Well, the Colorado on a typical day in the 1950s, this is just, you know, not a flood, not a drought, kind of an average day, it looks something like this. But if we come back today, during a normal condition to the exact same location, this is what’s left. The difference is mainly irrigating the desert for food, or maybe golf courses in Scottsdale, you take your pick. Well, this is a lot of water, and again, we’re mining water and using it to grow food, and today, if you travel down, further down the Colorado, it dries up completely and no longer flows into the ocean. We’ve literally consumed an entire river in North America for irrigation.
Well, that’s not even the worst example in the world. This probably is: the Aral Sea. Now, a lot you will remember this from your geography classes. This is in the former Soviet Union in between Kazakhstan and Uzbekistan, one of the great inland seas of the world. But there’s kind of a paradox here, because it looks like it’s surrounded by desert. Why is this sea here? The reason it’s here is because, on the right-hand side, you see two little rivers kind of coming down through the sand, feeding this basin with water. Those rivers are draining snowmelt from mountains far to the east, where snow melts, it travels down the river through the desert, and forms the great Aral Sea.
Well, in the 1950s, the Soviets decided to divert that water to irrigate the desert to grow cotton, believe it or not, in Kazakhstan, to sell cotton to the international markets to bring foreign currency into the Soviet Union. They really needed the money. Well, you can imagine what happens. You turn off the water supply to the Aral Sea, what’s going to happen? Here it is in 1973, 1986, 1999, 2004, and about 11 months ago. It’s pretty extraordinary. Now a lot of us in the audience here live in the Midwest. Imagine that was Lake Superior. Imagine that was Lake Huron. It’s an extraordinary change.

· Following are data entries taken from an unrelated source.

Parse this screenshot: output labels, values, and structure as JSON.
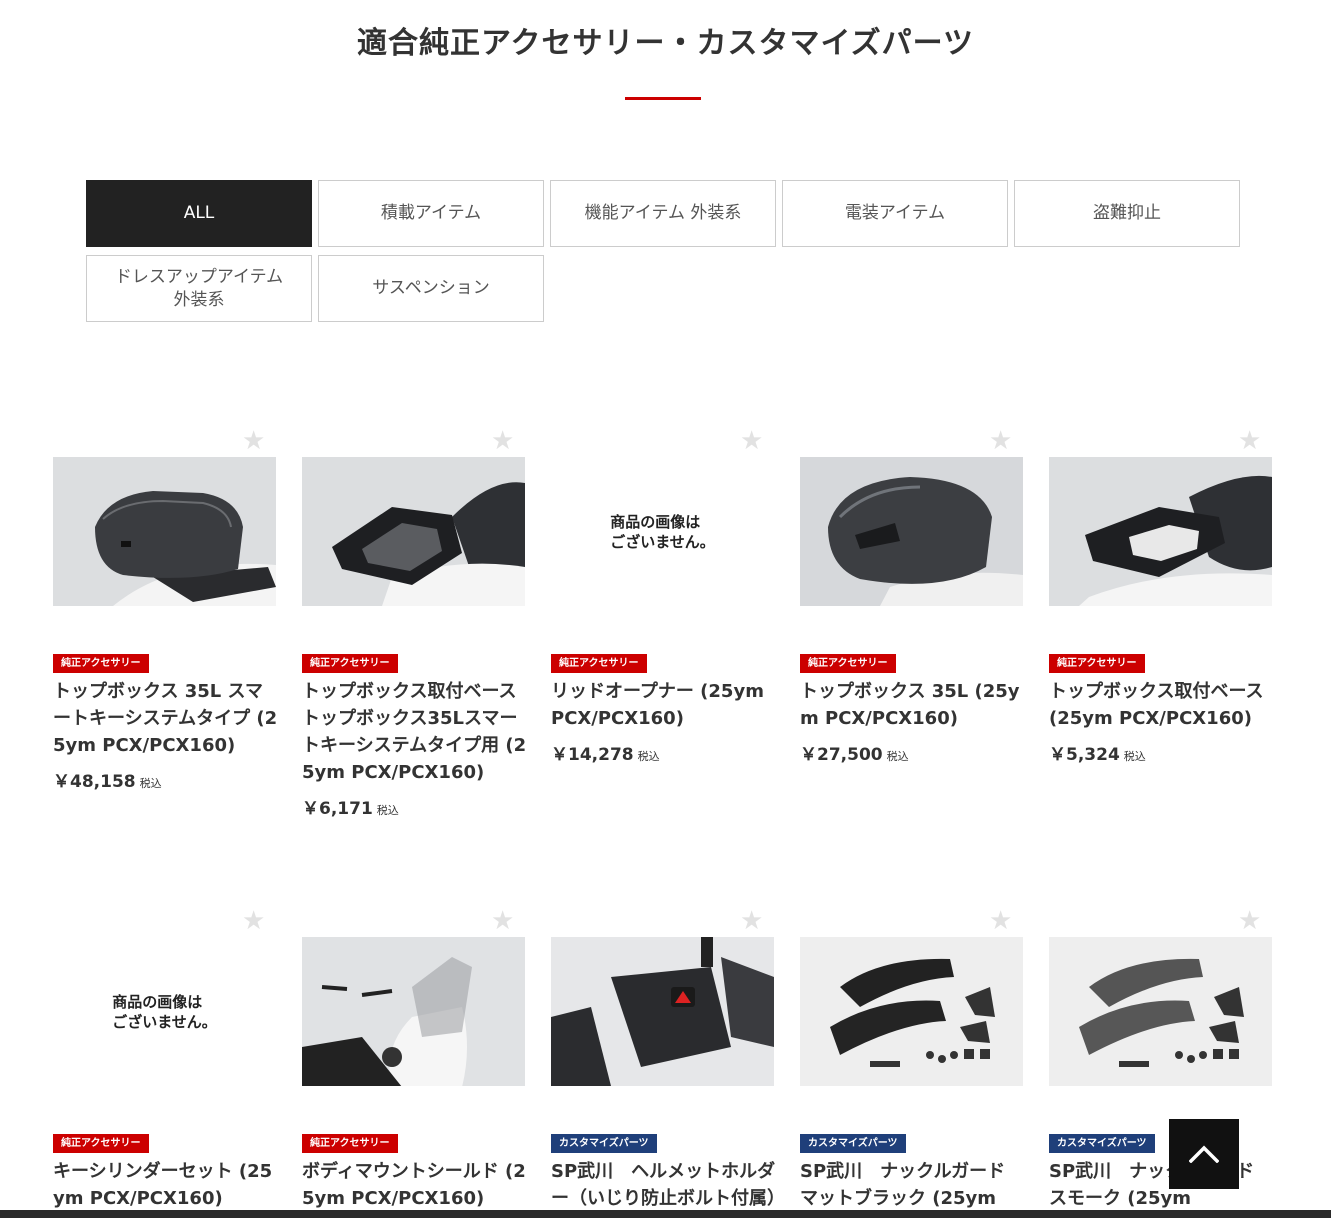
{
  "page": {
    "title": "適合純正アクセサリー・カスタマイズパーツ",
    "accent_color": "#cc0000"
  },
  "filters": [
    {
      "label": "ALL",
      "active": true
    },
    {
      "label": "積載アイテム",
      "active": false
    },
    {
      "label": "機能アイテム 外装系",
      "active": false
    },
    {
      "label": "電装アイテム",
      "active": false
    },
    {
      "label": "盗難抑止",
      "active": false
    },
    {
      "label": "ドレスアップアイテム 外装系",
      "active": false
    },
    {
      "label": "サスペンション",
      "active": false
    }
  ],
  "no_image_text": "商品の画像は\nございません。",
  "products": [
    {
      "badge": "純正アクセサリー",
      "badge_type": "genuine",
      "name": "トップボックス 35L スマートキーシステムタイプ (25ym PCX/PCX160)",
      "price": "￥48,158",
      "tax": "税込",
      "image": "topbox-smart"
    },
    {
      "badge": "純正アクセサリー",
      "badge_type": "genuine",
      "name": "トップボックス取付ベース トップボックス35Lスマートキーシステムタイプ用 (25ym PCX/PCX160)",
      "price": "￥6,171",
      "tax": "税込",
      "image": "rack-smart"
    },
    {
      "badge": "純正アクセサリー",
      "badge_type": "genuine",
      "name": "リッドオープナー (25ym PCX/PCX160)",
      "price": "￥14,278",
      "tax": "税込",
      "image": "none"
    },
    {
      "badge": "純正アクセサリー",
      "badge_type": "genuine",
      "name": "トップボックス 35L (25ym PCX/PCX160)",
      "price": "￥27,500",
      "tax": "税込",
      "image": "topbox"
    },
    {
      "badge": "純正アクセサリー",
      "badge_type": "genuine",
      "name": "トップボックス取付ベース (25ym PCX/PCX160)",
      "price": "￥5,324",
      "tax": "税込",
      "image": "rack"
    },
    {
      "badge": "純正アクセサリー",
      "badge_type": "genuine",
      "name": "キーシリンダーセット (25ym PCX/PCX160)",
      "price": "",
      "tax": "",
      "image": "none"
    },
    {
      "badge": "純正アクセサリー",
      "badge_type": "genuine",
      "name": "ボディマウントシールド (25ym PCX/PCX160)",
      "price": "",
      "tax": "",
      "image": "shield"
    },
    {
      "badge": "カスタマイズパーツ",
      "badge_type": "custom",
      "name": "SP武川　ヘルメットホルダー（いじり防止ボルト付属）",
      "price": "",
      "tax": "",
      "image": "helmet-holder"
    },
    {
      "badge": "カスタマイズパーツ",
      "badge_type": "custom",
      "name": "SP武川　ナックルガード マットブラック (25ym",
      "price": "",
      "tax": "",
      "image": "knuckle"
    },
    {
      "badge": "カスタマイズパーツ",
      "badge_type": "custom",
      "name": "SP武川　ナックルガード スモーク (25ym",
      "price": "",
      "tax": "",
      "image": "knuckle-smoke"
    }
  ],
  "icons": {
    "favorite": "star-icon",
    "back_to_top": "chevron-up-icon"
  }
}
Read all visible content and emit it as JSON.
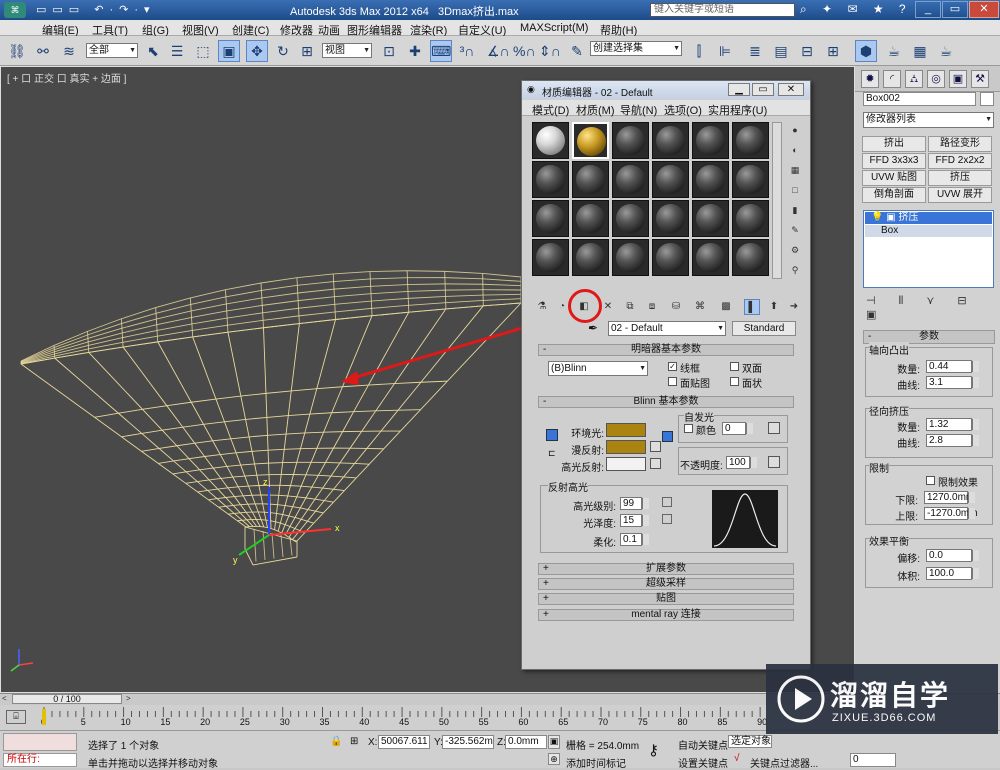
{
  "app": {
    "title": "Autodesk 3ds Max  2012 x64",
    "file": "3Dmax挤出.max",
    "search_placeholder": "键入关键字或短语"
  },
  "menu": [
    "编辑(E)",
    "工具(T)",
    "组(G)",
    "视图(V)",
    "创建(C)",
    "修改器",
    "动画",
    "图形编辑器",
    "渲染(R)",
    "自定义(U)",
    "MAXScript(M)",
    "帮助(H)"
  ],
  "toolbar": {
    "filter_value": "全部",
    "view_value": "视图",
    "named_selection": "创建选择集"
  },
  "viewport": {
    "label": "[ + ] 正交 ] 真实 + 边面 ]",
    "label_text": "[ + 口 正交 口 真实 + 边面 ]"
  },
  "command_panel": {
    "object_name": "Box002",
    "modifier_list": "修改器列表",
    "buttons": [
      "挤出",
      "路径变形",
      "FFD 3x3x3",
      "FFD 2x2x2",
      "UVW 贴图",
      "挤压",
      "倒角剖面",
      "UVW 展开"
    ],
    "stack": [
      "挤压",
      "Box"
    ],
    "rollout": "参数",
    "axial_bulge": {
      "title": "轴向凸出",
      "amount_label": "数量:",
      "amount": "0.44",
      "curve_label": "曲线:",
      "curve": "3.1"
    },
    "radial_squeeze": {
      "title": "径向挤压",
      "amount_label": "数量:",
      "amount": "1.32",
      "curve_label": "曲线:",
      "curve": "2.8"
    },
    "limits": {
      "title": "限制",
      "effect_label": "限制效果",
      "lower_label": "下限:",
      "lower": "1270.0mm",
      "upper_label": "上限:",
      "upper": "-1270.0mm"
    },
    "balance": {
      "title": "效果平衡",
      "bias_label": "偏移:",
      "bias": "0.0",
      "volume_label": "体积:",
      "volume": "100.0"
    }
  },
  "material_editor": {
    "title": "材质编辑器 - 02 - Default",
    "menu": [
      "模式(D)",
      "材质(M)",
      "导航(N)",
      "选项(O)",
      "实用程序(U)"
    ],
    "material_name": "02 - Default",
    "material_type": "Standard",
    "shader_rollout": "明暗器基本参数",
    "shader": "(B)Blinn",
    "wire_label": "线框",
    "two_sided_label": "双面",
    "face_map_label": "面贴图",
    "faceted_label": "面状",
    "blinn_rollout": "Blinn 基本参数",
    "self_illum_label": "自发光",
    "color_label": "颜色",
    "self_illum_value": "0",
    "ambient_label": "环境光:",
    "diffuse_label": "漫反射:",
    "specular_label": "高光反射:",
    "opacity_label": "不透明度:",
    "opacity": "100",
    "spec_hl_label": "反射高光",
    "spec_level_label": "高光级别:",
    "spec_level": "99",
    "gloss_label": "光泽度:",
    "gloss": "15",
    "soften_label": "柔化:",
    "soften": "0.1",
    "extra_rollouts": [
      "扩展参数",
      "超级采样",
      "贴图",
      "mental ray 连接"
    ],
    "colors": {
      "ambient": "#a98410",
      "diffuse": "#a98410",
      "specular": "#f2f2f2"
    }
  },
  "timeline": {
    "frame": "0 / 100",
    "ticks": [
      "0",
      "5",
      "10",
      "15",
      "20",
      "25",
      "30",
      "35",
      "40",
      "45",
      "50",
      "55",
      "60",
      "65",
      "70",
      "75",
      "80",
      "85",
      "90"
    ]
  },
  "status": {
    "mode": "所在行:",
    "selected": "选择了 1 个对象",
    "prompt": "单击并拖动以选择并移动对象",
    "x_label": "X:",
    "x": "50067.611",
    "y_label": "Y:",
    "y": "-325.562m",
    "z_label": "Z:",
    "z": "0.0mm",
    "grid": "栅格 = 254.0mm",
    "add_time_tag": "添加时间标记",
    "auto_key": "自动关键点",
    "set_key": "设置关键点",
    "selected_obj": "选定对象",
    "key_filters": "关键点过滤器...",
    "frame_field": "0"
  },
  "watermark": {
    "brand": "溜溜自学",
    "url": "ZIXUE.3D66.COM"
  },
  "annotation_color": "#e01818"
}
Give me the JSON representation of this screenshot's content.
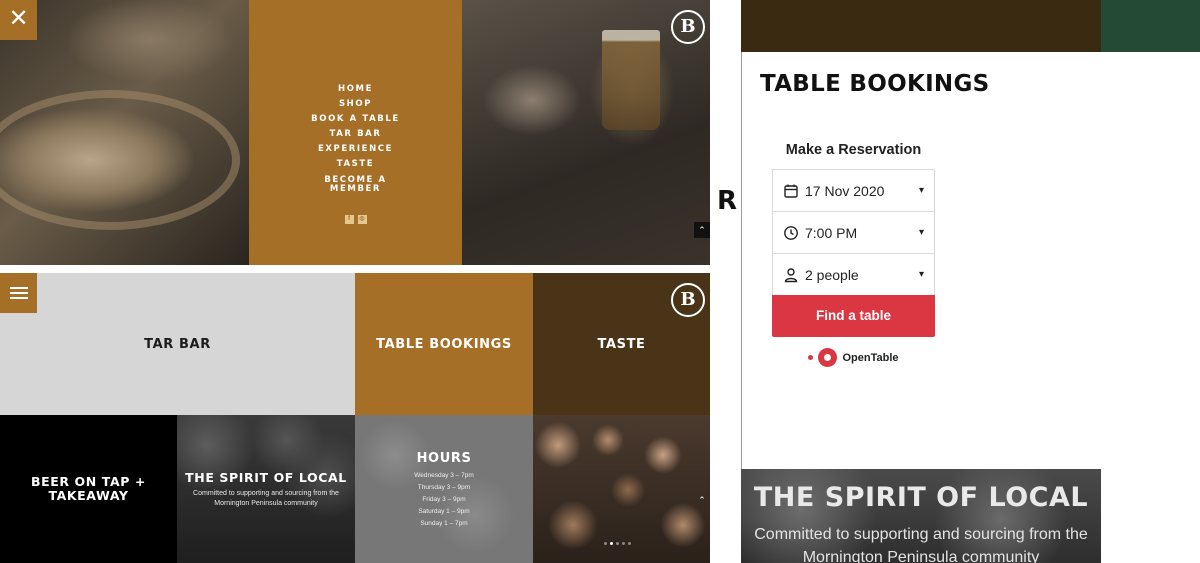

This is not only a change in water and where the shoreline is, this is a change in the fundamentals of the environment of this region. Let’s start with this. The Soviet Union didn’t really have a Sierra Club. Let’s put it that way. So what you find in the bottom of the Aral Sea ain’t pretty. There’s a lot of toxic waste, a lot of things that were dumped there that are now becoming airborne. One of those small islands that was remote and impossible to get to was a site of Soviet biological weapons testing. You can walk there today. Weather patterns have changed. Nineteen of the unique 20 fish species found only in the Aral Sea are now wiped off the face of the Earth. This is an environmental disaster writ large.